The cafe has also earned numerous awards for their sandwiches, and after tasting them, its easy to understand why. A customer favorite the Tempeh Avocado. Tempah, a meat substitute, is a more texturally interesting and heartier alternative to tofu, and plays the star­role in the sandwich. The creamy avocado spread plays nicely off the grainy tempah, and the shredded carrots and pickled radishes add even more layers of flavor. Cilantro adds a refreshing element, marrying together all the surprising elements of dish. Paired with one of the menu’s freshly squeezed juices or smoothies, a sandwich from Peacefood makes a perfect springtime lunch.

The menu offers many other specialties, including raw lasagna, pizzas, sushi, paninis, and arguably the best veggie burger in the city. Meat­lovers won’t feel like they’re missing a thing, as entrees are consistently dynamic, delicious, and filling.

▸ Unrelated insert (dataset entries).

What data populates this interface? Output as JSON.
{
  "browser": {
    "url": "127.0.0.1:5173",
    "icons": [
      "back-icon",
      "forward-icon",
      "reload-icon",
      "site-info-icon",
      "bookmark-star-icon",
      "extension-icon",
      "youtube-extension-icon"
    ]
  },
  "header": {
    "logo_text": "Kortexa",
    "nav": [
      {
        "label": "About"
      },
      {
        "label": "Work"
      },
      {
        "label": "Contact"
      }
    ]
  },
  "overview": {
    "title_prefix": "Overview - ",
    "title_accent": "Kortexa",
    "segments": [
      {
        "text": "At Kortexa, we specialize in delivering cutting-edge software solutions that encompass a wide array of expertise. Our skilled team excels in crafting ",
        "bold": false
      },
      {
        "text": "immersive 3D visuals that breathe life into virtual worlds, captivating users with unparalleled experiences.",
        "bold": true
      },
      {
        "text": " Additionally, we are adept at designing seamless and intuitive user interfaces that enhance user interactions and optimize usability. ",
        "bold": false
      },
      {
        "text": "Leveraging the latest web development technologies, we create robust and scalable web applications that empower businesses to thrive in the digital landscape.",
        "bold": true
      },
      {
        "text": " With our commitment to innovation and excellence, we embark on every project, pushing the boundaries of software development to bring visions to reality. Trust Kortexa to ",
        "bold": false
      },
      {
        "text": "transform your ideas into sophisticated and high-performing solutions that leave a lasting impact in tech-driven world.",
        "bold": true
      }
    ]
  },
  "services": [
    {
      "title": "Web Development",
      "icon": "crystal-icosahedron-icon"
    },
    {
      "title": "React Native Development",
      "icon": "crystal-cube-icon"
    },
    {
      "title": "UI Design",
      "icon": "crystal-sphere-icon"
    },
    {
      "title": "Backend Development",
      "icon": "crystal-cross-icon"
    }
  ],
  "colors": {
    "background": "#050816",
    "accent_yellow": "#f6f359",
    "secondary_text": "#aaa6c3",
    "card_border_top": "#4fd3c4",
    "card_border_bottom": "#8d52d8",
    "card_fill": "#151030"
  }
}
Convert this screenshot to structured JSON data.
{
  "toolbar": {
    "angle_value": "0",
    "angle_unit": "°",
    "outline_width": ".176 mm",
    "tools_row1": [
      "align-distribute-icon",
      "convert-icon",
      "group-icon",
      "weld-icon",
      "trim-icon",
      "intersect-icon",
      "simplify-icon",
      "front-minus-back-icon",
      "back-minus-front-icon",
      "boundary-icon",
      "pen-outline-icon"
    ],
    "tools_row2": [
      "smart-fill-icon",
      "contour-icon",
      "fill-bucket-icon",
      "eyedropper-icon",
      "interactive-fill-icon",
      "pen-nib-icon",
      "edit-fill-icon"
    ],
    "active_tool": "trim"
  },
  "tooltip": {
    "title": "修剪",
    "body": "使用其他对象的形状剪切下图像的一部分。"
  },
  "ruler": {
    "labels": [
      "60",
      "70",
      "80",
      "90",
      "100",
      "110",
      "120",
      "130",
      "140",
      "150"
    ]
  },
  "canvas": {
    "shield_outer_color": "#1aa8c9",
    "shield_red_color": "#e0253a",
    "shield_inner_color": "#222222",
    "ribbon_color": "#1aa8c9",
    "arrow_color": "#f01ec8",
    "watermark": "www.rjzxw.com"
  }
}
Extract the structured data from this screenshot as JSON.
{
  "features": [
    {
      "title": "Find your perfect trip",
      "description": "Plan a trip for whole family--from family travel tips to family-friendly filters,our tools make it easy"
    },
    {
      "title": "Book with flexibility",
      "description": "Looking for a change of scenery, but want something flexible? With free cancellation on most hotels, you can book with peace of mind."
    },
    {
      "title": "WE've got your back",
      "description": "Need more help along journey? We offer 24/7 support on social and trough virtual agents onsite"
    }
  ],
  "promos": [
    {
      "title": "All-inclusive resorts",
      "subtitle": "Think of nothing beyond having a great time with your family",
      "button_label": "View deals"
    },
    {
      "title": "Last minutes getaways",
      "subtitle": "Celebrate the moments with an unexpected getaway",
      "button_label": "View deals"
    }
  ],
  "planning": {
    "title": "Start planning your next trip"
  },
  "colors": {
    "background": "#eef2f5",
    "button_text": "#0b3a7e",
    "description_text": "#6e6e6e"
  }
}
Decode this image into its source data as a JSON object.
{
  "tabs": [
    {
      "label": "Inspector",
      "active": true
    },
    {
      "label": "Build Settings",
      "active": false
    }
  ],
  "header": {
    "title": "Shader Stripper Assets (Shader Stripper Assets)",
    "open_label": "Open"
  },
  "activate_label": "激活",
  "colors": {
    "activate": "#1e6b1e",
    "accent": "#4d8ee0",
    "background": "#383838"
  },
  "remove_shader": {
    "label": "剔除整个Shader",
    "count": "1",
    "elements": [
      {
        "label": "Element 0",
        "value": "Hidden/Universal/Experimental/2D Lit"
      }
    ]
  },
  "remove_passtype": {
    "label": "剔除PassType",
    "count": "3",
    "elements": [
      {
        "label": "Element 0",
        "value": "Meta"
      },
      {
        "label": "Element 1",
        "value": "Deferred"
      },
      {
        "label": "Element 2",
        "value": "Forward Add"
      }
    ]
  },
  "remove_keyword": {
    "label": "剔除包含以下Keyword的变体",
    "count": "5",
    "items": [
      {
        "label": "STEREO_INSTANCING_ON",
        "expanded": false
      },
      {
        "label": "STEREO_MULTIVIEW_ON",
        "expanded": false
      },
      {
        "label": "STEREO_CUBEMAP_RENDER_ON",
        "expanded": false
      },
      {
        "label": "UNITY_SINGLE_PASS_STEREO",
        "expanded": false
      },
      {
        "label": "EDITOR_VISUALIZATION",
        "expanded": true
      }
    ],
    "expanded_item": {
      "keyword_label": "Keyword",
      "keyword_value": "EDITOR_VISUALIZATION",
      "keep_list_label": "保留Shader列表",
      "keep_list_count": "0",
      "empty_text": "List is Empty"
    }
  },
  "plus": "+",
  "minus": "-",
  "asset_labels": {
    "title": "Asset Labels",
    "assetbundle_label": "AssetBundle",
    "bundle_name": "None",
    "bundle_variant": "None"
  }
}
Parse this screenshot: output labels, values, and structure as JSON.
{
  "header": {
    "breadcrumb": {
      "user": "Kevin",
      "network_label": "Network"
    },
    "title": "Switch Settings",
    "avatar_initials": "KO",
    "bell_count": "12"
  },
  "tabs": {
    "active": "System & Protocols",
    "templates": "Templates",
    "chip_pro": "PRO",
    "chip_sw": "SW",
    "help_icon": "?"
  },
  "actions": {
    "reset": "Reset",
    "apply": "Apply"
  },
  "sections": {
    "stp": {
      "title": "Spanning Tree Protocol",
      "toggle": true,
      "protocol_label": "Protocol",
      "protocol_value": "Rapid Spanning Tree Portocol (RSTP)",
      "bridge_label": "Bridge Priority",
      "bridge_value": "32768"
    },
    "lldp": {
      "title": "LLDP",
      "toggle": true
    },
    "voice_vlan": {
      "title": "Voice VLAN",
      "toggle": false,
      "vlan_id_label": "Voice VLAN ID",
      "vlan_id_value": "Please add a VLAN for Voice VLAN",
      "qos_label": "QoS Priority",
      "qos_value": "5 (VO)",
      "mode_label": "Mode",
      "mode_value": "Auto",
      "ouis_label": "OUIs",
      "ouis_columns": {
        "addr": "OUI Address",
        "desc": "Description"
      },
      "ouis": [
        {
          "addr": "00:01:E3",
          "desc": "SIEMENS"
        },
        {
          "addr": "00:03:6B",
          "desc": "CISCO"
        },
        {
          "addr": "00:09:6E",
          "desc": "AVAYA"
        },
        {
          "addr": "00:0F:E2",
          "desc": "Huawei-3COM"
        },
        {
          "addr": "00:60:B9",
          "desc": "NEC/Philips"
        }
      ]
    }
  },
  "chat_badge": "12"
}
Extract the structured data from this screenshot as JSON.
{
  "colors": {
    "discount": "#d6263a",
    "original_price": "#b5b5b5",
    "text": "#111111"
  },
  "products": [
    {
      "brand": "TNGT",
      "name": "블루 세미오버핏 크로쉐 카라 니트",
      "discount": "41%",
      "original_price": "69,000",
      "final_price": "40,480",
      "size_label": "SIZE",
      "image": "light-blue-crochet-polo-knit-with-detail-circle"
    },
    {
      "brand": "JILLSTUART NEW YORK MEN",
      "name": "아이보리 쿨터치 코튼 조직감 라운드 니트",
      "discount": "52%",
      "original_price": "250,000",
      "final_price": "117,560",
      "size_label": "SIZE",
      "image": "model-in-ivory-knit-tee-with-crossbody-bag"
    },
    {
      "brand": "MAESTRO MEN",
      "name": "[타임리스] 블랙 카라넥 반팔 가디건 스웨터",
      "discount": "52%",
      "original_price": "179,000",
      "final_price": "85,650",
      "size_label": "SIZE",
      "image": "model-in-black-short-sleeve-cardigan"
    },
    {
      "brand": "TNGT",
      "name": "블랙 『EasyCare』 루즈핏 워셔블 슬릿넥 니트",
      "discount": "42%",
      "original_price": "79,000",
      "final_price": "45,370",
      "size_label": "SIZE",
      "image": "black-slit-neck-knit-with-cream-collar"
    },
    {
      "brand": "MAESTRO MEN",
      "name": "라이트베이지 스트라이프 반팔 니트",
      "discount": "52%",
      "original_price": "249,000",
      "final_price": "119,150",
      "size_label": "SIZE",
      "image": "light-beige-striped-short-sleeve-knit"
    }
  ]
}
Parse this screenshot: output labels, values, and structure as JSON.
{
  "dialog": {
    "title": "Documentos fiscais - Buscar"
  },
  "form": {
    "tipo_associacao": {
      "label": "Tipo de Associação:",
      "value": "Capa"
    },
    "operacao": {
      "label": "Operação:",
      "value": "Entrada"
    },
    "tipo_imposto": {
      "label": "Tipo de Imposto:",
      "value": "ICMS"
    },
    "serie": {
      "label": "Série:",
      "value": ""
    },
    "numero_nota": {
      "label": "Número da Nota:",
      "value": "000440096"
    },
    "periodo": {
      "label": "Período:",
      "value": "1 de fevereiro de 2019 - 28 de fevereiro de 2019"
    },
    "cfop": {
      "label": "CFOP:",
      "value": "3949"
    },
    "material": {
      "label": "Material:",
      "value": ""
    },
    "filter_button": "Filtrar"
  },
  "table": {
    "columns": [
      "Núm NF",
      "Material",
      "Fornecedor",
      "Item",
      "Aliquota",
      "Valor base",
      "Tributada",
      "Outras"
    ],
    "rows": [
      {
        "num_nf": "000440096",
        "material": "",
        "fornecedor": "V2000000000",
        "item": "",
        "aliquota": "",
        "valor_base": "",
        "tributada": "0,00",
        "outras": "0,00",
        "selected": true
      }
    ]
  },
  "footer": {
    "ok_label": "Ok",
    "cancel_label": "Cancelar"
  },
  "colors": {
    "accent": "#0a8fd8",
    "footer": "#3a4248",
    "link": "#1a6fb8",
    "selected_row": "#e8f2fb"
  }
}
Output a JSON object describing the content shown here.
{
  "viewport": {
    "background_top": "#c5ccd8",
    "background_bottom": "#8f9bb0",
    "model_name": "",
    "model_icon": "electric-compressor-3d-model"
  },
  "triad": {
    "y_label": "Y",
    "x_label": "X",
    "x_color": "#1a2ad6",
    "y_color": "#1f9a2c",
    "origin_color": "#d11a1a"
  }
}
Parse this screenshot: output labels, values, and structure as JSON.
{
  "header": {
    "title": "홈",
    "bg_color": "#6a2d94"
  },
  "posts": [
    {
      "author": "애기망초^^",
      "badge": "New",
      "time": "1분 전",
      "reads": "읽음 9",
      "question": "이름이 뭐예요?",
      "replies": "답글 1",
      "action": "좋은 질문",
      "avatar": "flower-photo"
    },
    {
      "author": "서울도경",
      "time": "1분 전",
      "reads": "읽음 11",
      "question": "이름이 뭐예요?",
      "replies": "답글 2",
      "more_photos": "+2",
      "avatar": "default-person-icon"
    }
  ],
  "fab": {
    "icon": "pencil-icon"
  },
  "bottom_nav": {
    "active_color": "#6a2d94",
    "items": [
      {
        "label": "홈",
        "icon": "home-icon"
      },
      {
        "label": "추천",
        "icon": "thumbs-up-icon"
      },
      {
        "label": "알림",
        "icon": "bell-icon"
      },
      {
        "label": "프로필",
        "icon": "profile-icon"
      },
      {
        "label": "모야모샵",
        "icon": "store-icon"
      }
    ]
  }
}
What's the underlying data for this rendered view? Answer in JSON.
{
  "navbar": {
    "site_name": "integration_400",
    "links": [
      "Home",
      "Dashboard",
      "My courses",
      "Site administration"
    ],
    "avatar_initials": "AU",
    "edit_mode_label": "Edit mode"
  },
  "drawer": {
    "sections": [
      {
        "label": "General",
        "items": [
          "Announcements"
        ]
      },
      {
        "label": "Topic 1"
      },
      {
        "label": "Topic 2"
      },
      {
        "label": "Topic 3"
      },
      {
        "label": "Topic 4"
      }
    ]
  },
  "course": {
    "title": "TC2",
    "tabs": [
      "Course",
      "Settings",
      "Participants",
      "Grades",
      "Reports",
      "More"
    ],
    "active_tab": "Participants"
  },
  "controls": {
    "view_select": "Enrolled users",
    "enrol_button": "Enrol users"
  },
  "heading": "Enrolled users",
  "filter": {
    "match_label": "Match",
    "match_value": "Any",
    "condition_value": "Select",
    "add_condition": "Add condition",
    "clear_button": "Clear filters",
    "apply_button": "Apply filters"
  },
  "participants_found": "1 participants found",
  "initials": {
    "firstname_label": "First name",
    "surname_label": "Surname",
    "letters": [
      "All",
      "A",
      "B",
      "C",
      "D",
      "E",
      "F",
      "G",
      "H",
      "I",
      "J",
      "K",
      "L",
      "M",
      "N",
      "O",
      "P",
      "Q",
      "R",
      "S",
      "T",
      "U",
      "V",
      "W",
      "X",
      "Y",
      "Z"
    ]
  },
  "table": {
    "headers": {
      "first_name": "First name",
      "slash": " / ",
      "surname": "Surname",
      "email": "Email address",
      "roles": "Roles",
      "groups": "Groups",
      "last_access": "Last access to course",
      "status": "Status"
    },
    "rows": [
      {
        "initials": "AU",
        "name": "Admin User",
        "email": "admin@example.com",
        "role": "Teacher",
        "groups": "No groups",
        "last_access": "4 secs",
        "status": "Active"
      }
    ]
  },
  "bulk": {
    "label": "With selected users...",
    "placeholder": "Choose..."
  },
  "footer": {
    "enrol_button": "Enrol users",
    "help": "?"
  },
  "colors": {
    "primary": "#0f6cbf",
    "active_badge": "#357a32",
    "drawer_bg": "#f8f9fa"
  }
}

Desserts at Peacefood easily surpass many non­vegan bakeries in flavor and quality. The carrot cake is not to be missed, nor is their famous Magic Cookie. Bursting with pecans, chocolate,
and coconut, it’s reminiscent of a samosa cookie gone gourmet, and is an ideal ending to a great meal.

What sets Peacefood Cafe apart from many cafes, vegan or not, is that the food is not only delicious, but makes you feel good. The cafe really seems to understand what it means to nourish the body, and their creative menu and quality ingredients will leave you quite full ­ but happy full. You’ll exit feeling energized, satisfied, and eager to come back.

Address: 41 E 11th Street (between Broadway & University Place)